[[ DATASET CONTENT, beginning ]]

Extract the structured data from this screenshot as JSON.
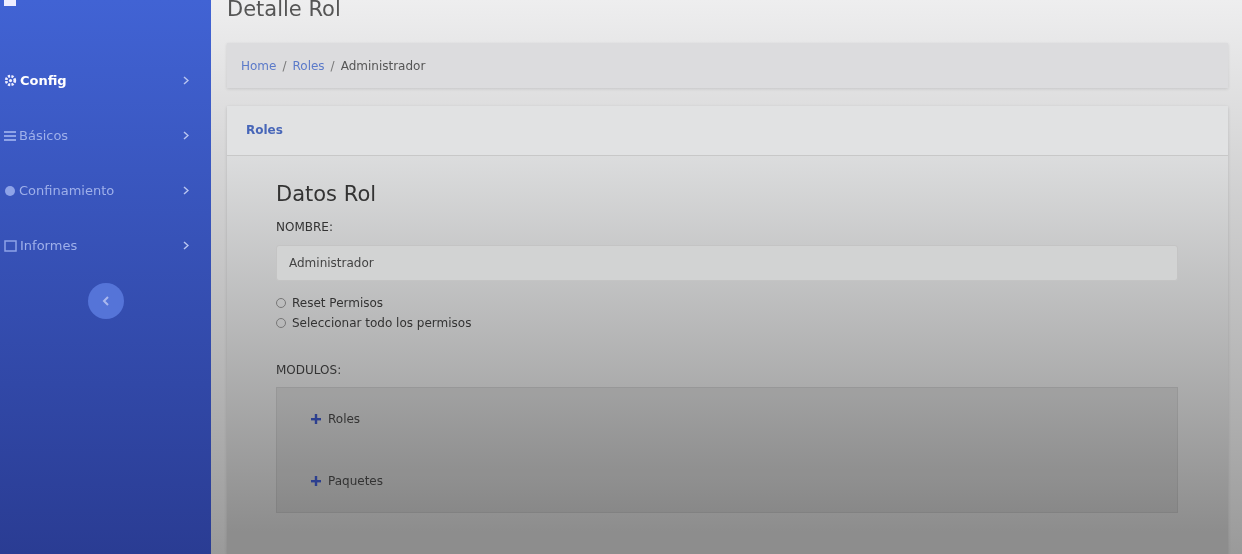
{
  "sidebar": {
    "items": [
      {
        "label": "Config",
        "selected": true
      },
      {
        "label": "Básicos",
        "selected": false
      },
      {
        "label": "Confinamiento",
        "selected": false
      },
      {
        "label": "Informes",
        "selected": false
      }
    ]
  },
  "page_title": "Detalle Rol",
  "breadcrumb": [
    {
      "label": "Home",
      "link": true
    },
    {
      "label": "Roles",
      "link": true,
      "separator": "/"
    },
    {
      "label": "Administrador",
      "link": false,
      "separator": "/"
    }
  ],
  "card": {
    "header": "Roles",
    "title": "Datos Rol",
    "name_label": "NOMBRE:",
    "name_value": "Administrador",
    "options": [
      {
        "label": "Reset Permisos",
        "selected": false
      },
      {
        "label": "Seleccionar todo los permisos",
        "selected": false
      }
    ],
    "modules_label": "MODULOS:",
    "modules": [
      {
        "label": "Roles",
        "expanded": false
      },
      {
        "label": "Paquetes",
        "expanded": false
      }
    ]
  }
}
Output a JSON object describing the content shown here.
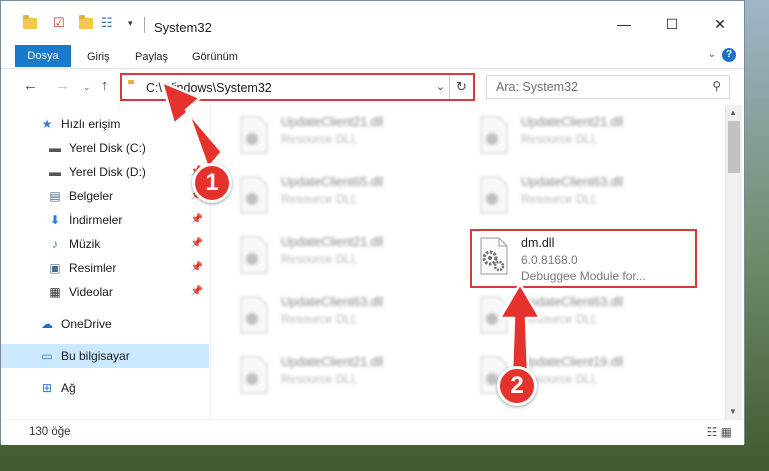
{
  "window": {
    "title": "System32",
    "controls": {
      "minimize": "—",
      "maximize": "☐",
      "close": "✕"
    }
  },
  "ribbon": {
    "tabs": [
      "Dosya",
      "Giriş",
      "Paylaş",
      "Görünüm"
    ],
    "help": "?"
  },
  "nav": {
    "address": "C:\\Windows\\System32",
    "search_placeholder": "Ara: System32"
  },
  "sidebar": {
    "items": [
      {
        "label": "Hızlı erişim",
        "icon": "star-icon"
      },
      {
        "label": "Yerel Disk (C:)",
        "icon": "drive-icon"
      },
      {
        "label": "Yerel Disk (D:)",
        "icon": "drive-icon"
      },
      {
        "label": "Belgeler",
        "icon": "document-icon"
      },
      {
        "label": "İndirmeler",
        "icon": "download-icon"
      },
      {
        "label": "Müzik",
        "icon": "music-icon"
      },
      {
        "label": "Resimler",
        "icon": "pictures-icon"
      },
      {
        "label": "Videolar",
        "icon": "video-icon"
      },
      {
        "label": "OneDrive",
        "icon": "cloud-icon"
      },
      {
        "label": "Bu bilgisayar",
        "icon": "computer-icon"
      },
      {
        "label": "Ağ",
        "icon": "network-icon"
      }
    ]
  },
  "files": [
    {
      "name": "UpdateClient21.dll",
      "type": "Resource DLL"
    },
    {
      "name": "UpdateClient21.dll",
      "type": "Resource DLL"
    },
    {
      "name": "UpdateClient65.dll",
      "type": "Resource DLL"
    },
    {
      "name": "UpdateClient63.dll",
      "type": "Resource DLL"
    },
    {
      "name": "UpdateClient21.dll",
      "type": "Resource DLL"
    },
    {
      "name": "dm.dll",
      "type": "6.0.8168.0",
      "more": "Debuggee Module for..."
    },
    {
      "name": "UpdateClient63.dll",
      "type": "Resource DLL"
    },
    {
      "name": "UpdateClient63.dll",
      "type": "Resource DLL"
    },
    {
      "name": "UpdateClient21.dll",
      "type": "Resource DLL"
    },
    {
      "name": "UpdateClient19.dll",
      "type": "Resource DLL"
    }
  ],
  "status": {
    "count": "130 öğe"
  },
  "annotations": {
    "marker1": "1",
    "marker2": "2"
  },
  "colors": {
    "accent": "#1979ca",
    "highlight": "#d63a3a",
    "marker": "#e5322d",
    "selected": "#cce8ff"
  }
}
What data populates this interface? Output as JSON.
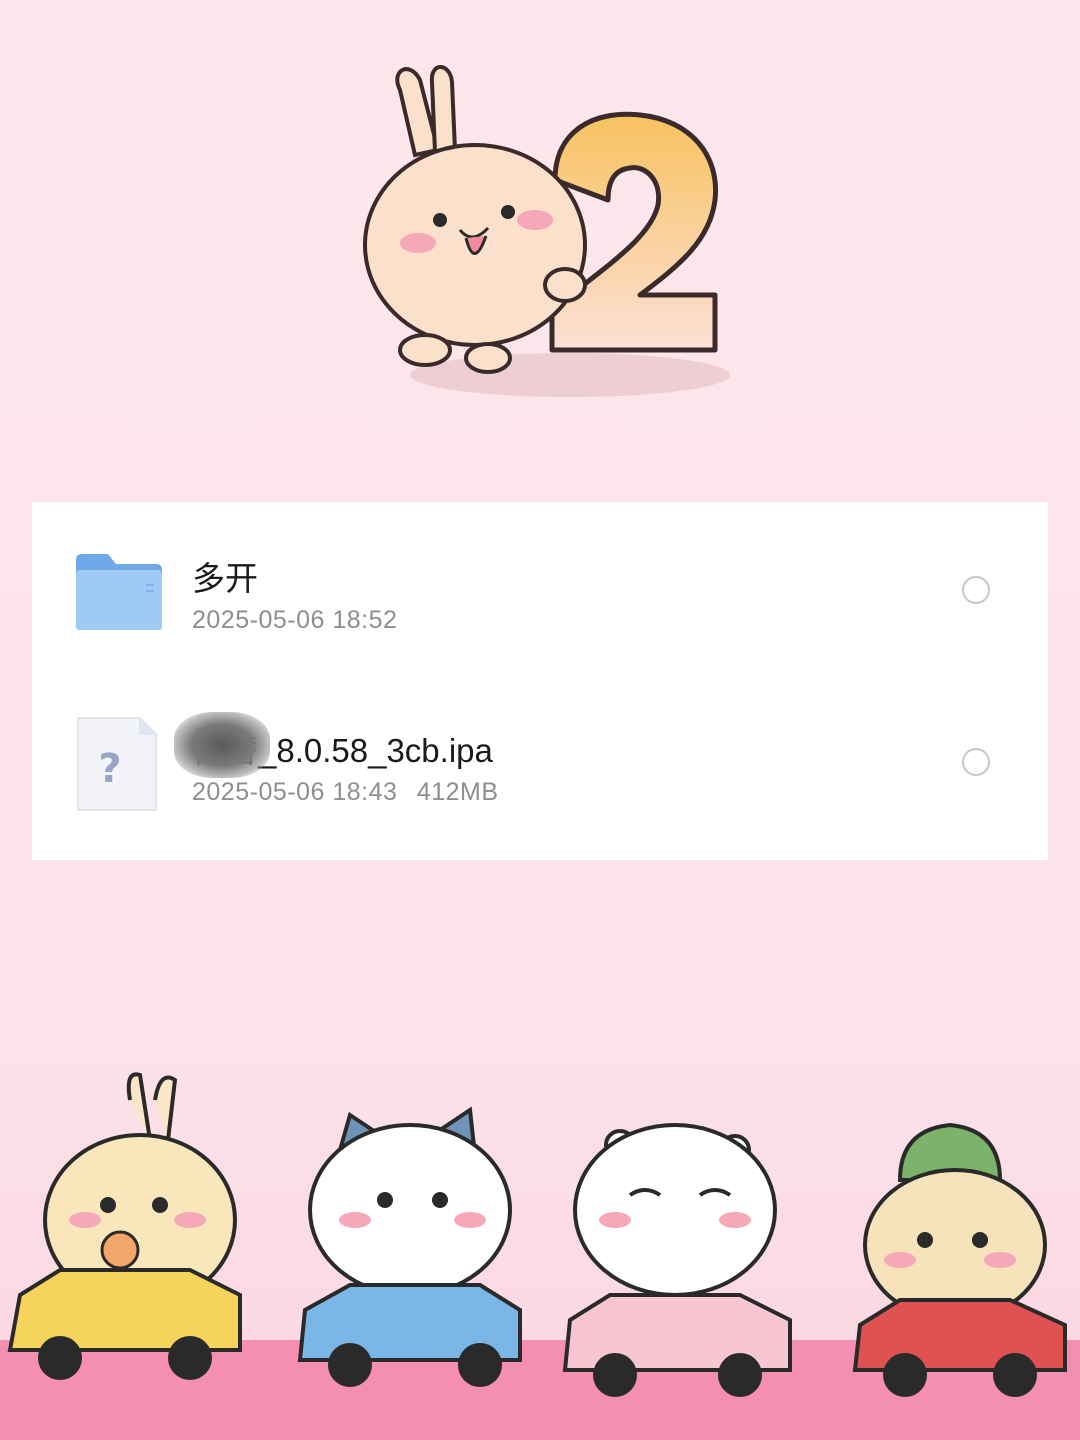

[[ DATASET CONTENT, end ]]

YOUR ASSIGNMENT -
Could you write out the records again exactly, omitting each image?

WRITTEN REPLY -
Extract the structured data from this screenshot as JSON.
{
  "sidebar": {
    "items": [
      {
        "label": "Config",
        "selected": true
      },
      {
        "label": "Básicos",
        "selected": false
      },
      {
        "label": "Confinamiento",
        "selected": false
      },
      {
        "label": "Informes",
        "selected": false
      }
    ]
  },
  "page_title": "Detalle Rol",
  "breadcrumb": [
    {
      "label": "Home",
      "link": true
    },
    {
      "label": "Roles",
      "link": true,
      "separator": "/"
    },
    {
      "label": "Administrador",
      "link": false,
      "separator": "/"
    }
  ],
  "card": {
    "header": "Roles",
    "title": "Datos Rol",
    "name_label": "NOMBRE:",
    "name_value": "Administrador",
    "options": [
      {
        "label": "Reset Permisos",
        "selected": false
      },
      {
        "label": "Seleccionar todo los permisos",
        "selected": false
      }
    ],
    "modules_label": "MODULOS:",
    "modules": [
      {
        "label": "Roles",
        "expanded": false
      },
      {
        "label": "Paquetes",
        "expanded": false
      }
    ]
  }
}
Output a JSON object describing the content shown here.
{
  "window": {
    "title": "System32",
    "controls": {
      "minimize": "—",
      "maximize": "☐",
      "close": "✕"
    }
  },
  "ribbon": {
    "tabs": [
      "Dosya",
      "Giriş",
      "Paylaş",
      "Görünüm"
    ],
    "help": "?"
  },
  "nav": {
    "address": "C:\\Windows\\System32",
    "search_placeholder": "Ara: System32"
  },
  "sidebar": {
    "items": [
      {
        "label": "Hızlı erişim",
        "icon": "star-icon"
      },
      {
        "label": "Yerel Disk (C:)",
        "icon": "drive-icon"
      },
      {
        "label": "Yerel Disk (D:)",
        "icon": "drive-icon"
      },
      {
        "label": "Belgeler",
        "icon": "document-icon"
      },
      {
        "label": "İndirmeler",
        "icon": "download-icon"
      },
      {
        "label": "Müzik",
        "icon": "music-icon"
      },
      {
        "label": "Resimler",
        "icon": "pictures-icon"
      },
      {
        "label": "Videolar",
        "icon": "video-icon"
      },
      {
        "label": "OneDrive",
        "icon": "cloud-icon"
      },
      {
        "label": "Bu bilgisayar",
        "icon": "computer-icon"
      },
      {
        "label": "Ağ",
        "icon": "network-icon"
      }
    ]
  },
  "files": [
    {
      "name": "UpdateClient21.dll",
      "type": "Resource DLL"
    },
    {
      "name": "UpdateClient21.dll",
      "type": "Resource DLL"
    },
    {
      "name": "UpdateClient65.dll",
      "type": "Resource DLL"
    },
    {
      "name": "UpdateClient63.dll",
      "type": "Resource DLL"
    },
    {
      "name": "UpdateClient21.dll",
      "type": "Resource DLL"
    },
    {
      "name": "dm.dll",
      "type": "6.0.8168.0",
      "more": "Debuggee Module for..."
    },
    {
      "name": "UpdateClient63.dll",
      "type": "Resource DLL"
    },
    {
      "name": "UpdateClient63.dll",
      "type": "Resource DLL"
    },
    {
      "name": "UpdateClient21.dll",
      "type": "Resource DLL"
    },
    {
      "name": "UpdateClient19.dll",
      "type": "Resource DLL"
    }
  ],
  "status": {
    "count": "130 öğe"
  },
  "annotations": {
    "marker1": "1",
    "marker2": "2"
  },
  "colors": {
    "accent": "#1979ca",
    "highlight": "#d63a3a",
    "marker": "#e5322d",
    "selected": "#cce8ff"
  }
}
What data populates this interface? Output as JSON.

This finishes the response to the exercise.